But Frank and Ava were just too much alike -- and too combustible. True, they were very much in love and their love was passionate. Yet, it was not to be. The fights were legendary and invariably involved wandering eyes, vivid imaginations and petty jealousies. She was so beautiful and alluring to men and he was so charismatic and attractive to women that they just couldn't seem to trust one another.
The stress of being one of the most famous couples in the world also got to them.
Was Ava an alcoholic? She could through them back alongside any man, that's for sure. She could match most men one-for-one. Was Frank bipolar? Even though the term didn't exist then, his mood swings were huge. He was volcanic one moment and sullen and introspective the next. He had to take downers late at night and uppers when he finally awoke in the afternoon.
Ava once said that the problems between the two of them were not in the bedroom. Rather, she explained the problems arose "on the way to the bidet."
Indeed, they were both said to be remarkably adept sexually, if only by virtue of their endowments. And those endowments allowed them to gain a good deal of early experience in the boudoir before they even hooked up. Ava was undeniably voluptuous and Frank, though relatively short and pencil-thin, was big in just the right place.
In this book there's a story about a reporter peppering Ava backstage during one of Frank's performances at a point in his career when Frank was hard-pressed to fill the seats in even a medium-sized auditorium.
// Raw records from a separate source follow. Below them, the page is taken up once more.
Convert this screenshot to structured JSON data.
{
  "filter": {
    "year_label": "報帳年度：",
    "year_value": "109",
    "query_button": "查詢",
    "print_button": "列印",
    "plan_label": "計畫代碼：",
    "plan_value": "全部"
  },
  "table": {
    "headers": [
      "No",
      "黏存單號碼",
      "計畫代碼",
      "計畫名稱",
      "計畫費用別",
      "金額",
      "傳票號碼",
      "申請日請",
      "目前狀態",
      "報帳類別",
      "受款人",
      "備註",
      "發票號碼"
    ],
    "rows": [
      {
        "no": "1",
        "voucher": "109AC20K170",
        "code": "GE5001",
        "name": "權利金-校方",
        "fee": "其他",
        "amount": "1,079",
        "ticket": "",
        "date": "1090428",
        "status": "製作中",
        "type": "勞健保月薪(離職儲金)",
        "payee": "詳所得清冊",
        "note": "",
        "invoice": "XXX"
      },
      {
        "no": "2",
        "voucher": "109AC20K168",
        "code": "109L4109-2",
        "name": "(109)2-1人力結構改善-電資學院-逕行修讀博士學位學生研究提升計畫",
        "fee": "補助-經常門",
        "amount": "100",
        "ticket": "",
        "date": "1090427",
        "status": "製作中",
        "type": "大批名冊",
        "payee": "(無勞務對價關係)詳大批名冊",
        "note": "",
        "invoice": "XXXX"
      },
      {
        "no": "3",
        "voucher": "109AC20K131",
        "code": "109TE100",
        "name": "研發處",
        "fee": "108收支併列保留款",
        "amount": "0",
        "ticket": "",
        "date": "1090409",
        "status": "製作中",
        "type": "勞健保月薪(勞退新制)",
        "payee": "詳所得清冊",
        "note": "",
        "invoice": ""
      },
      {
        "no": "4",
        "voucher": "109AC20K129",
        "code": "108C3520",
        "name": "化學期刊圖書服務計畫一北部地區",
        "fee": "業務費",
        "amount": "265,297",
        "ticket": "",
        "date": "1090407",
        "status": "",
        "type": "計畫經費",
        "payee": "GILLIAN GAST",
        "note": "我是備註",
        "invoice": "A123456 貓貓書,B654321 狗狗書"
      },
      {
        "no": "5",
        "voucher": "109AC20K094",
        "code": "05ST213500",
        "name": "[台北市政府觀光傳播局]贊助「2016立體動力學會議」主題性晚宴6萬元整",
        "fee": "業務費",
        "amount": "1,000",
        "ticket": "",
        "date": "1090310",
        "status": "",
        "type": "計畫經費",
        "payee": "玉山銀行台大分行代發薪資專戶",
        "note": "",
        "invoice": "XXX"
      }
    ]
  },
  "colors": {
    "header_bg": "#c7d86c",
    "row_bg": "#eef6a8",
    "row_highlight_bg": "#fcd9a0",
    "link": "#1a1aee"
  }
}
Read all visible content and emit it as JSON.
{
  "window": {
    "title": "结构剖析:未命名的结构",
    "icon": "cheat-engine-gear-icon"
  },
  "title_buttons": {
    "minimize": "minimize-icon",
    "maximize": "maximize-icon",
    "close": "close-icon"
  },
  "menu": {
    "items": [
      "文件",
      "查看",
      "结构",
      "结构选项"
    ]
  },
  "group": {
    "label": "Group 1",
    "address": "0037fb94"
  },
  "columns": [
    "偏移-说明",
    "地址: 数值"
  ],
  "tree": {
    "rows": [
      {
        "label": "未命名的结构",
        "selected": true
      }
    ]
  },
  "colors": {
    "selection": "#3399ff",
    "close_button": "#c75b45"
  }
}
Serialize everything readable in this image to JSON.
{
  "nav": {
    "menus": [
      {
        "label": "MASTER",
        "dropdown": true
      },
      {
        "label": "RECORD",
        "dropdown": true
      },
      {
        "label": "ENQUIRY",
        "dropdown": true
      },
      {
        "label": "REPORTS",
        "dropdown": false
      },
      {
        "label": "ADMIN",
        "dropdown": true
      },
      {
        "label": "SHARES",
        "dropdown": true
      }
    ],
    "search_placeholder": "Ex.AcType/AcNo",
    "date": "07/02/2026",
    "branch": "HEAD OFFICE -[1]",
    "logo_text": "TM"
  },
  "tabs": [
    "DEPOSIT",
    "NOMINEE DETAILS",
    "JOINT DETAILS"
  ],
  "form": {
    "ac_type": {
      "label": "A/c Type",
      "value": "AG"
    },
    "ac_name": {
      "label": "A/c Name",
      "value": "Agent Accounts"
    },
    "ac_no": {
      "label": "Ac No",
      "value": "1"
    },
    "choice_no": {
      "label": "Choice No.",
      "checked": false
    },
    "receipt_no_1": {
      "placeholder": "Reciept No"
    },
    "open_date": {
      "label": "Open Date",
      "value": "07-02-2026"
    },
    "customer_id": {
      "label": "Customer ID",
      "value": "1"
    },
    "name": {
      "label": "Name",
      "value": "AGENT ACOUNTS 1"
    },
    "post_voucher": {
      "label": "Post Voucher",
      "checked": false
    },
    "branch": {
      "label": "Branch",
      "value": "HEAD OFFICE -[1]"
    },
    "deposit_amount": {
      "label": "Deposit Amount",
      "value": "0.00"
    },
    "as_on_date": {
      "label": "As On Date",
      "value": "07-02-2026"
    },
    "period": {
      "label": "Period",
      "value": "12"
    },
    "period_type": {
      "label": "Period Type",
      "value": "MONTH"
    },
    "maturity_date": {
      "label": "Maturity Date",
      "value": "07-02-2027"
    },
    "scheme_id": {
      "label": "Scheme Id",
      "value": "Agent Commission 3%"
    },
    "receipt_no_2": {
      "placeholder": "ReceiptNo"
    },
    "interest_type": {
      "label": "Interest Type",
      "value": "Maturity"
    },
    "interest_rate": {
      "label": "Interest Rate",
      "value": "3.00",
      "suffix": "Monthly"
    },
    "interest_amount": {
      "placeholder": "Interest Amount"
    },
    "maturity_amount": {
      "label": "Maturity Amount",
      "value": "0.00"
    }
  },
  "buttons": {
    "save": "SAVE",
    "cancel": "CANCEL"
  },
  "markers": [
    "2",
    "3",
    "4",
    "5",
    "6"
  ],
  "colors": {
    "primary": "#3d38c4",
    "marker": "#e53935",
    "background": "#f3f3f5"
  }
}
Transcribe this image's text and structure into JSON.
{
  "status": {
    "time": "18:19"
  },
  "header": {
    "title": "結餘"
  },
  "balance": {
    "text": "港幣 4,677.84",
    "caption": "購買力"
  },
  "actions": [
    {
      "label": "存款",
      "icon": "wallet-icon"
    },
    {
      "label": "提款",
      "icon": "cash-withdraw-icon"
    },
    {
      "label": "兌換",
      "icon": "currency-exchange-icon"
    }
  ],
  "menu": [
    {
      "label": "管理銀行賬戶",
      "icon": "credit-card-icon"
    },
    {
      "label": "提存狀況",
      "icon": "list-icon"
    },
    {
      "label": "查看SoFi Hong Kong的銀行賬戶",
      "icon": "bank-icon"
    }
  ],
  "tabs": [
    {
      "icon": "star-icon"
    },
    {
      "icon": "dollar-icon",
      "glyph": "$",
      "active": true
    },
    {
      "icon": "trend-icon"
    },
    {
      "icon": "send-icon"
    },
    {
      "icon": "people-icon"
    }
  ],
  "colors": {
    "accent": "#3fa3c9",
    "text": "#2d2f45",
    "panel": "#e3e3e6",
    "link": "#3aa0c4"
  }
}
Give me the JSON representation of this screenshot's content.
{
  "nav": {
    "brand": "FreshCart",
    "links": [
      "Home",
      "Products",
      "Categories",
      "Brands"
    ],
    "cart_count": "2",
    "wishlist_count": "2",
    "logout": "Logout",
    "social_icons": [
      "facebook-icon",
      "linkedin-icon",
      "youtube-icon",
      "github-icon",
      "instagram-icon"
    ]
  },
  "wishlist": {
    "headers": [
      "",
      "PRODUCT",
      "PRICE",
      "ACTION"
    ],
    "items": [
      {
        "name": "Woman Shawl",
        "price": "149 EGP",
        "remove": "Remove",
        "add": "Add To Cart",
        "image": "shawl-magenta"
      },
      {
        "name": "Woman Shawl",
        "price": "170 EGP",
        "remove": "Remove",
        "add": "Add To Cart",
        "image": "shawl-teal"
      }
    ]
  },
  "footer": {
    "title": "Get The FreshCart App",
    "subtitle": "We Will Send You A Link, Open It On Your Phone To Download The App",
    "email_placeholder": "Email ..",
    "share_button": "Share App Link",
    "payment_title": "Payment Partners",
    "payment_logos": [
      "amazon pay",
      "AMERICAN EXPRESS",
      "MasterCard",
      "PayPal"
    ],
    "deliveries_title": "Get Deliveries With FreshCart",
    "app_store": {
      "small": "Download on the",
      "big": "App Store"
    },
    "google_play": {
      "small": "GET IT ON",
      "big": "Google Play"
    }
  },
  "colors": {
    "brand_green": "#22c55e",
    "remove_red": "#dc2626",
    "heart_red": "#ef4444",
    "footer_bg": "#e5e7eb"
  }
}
"What do you see in him, Ava?" The reporter asked. "He's just a 119-pound loser."
"Yeah," Ava answered, "but he's 19-pounds of c - - k."
That was enough to silence the reporter.
And in early 1950s America, no reporter could print such a quote.
Anyway, it wasn't until I was more than 550 pages into this book that I realized that it only covered the first portion of Sinatra's life. I have a habit of picking up a book and reading the first 20 or 30 pages and if I like it, I just keep reading. I never look to see how many pages it has and I never jump ahead or skip pages.
I've always been this way with every book I've ever read ever since I was a child.
So, I was worried for the author because I could tell that I was about three-quarters of the way (or more) through the book and Kaplan was still chronicling the events of 1952. I should have known.
I presume that Kaplan will produce another volume. I hope so. He's a damned good writer.
Oh, here's another interesting fact from the book: While she was married to Sinatra, Ava Gardner slept with director John Farrow who was then directing her in one of her films. Farrow was the father of Mia Farrow who later hooked up with Sinatra for a notorious May-December pairing. So, Sinatra eventually married the daughter of one of his wife's lovers.
Ahhh . . . . . Hollywood!